Problem to work on: Your answer should be one number: the count of lines in the data below that include "legend".

Source information below:

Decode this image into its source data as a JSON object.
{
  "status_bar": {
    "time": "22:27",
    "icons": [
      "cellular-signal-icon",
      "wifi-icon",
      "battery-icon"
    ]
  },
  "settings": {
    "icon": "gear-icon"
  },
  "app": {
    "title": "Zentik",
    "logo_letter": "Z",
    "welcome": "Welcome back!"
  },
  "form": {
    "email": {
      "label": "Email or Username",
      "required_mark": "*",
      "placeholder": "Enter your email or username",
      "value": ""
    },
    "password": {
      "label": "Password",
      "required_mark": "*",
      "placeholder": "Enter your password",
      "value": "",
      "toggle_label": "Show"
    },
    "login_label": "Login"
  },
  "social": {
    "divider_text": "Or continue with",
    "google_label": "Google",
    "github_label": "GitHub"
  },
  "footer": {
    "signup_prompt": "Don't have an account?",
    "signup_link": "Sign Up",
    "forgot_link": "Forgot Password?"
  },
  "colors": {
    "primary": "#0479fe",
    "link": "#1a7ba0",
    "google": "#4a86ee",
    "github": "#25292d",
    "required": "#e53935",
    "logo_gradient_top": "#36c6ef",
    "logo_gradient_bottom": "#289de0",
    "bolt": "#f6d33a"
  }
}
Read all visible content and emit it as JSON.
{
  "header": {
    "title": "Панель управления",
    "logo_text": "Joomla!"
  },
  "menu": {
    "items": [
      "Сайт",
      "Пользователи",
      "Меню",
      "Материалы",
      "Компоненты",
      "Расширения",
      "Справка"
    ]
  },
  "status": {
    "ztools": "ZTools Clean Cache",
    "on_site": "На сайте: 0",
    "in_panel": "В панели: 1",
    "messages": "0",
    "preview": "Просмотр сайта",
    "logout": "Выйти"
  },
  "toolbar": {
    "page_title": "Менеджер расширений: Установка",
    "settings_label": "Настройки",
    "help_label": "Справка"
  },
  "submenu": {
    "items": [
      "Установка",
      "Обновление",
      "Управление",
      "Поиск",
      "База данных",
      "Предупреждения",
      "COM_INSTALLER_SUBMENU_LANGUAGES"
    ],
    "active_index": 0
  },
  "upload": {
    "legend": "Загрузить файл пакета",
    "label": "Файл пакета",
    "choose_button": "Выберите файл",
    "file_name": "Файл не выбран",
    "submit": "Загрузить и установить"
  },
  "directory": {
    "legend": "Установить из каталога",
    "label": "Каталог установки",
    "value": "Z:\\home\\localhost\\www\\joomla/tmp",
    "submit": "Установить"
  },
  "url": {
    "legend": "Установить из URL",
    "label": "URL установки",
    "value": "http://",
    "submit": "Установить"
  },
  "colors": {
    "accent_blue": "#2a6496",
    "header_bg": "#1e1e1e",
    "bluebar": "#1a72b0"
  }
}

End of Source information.

Task result: 3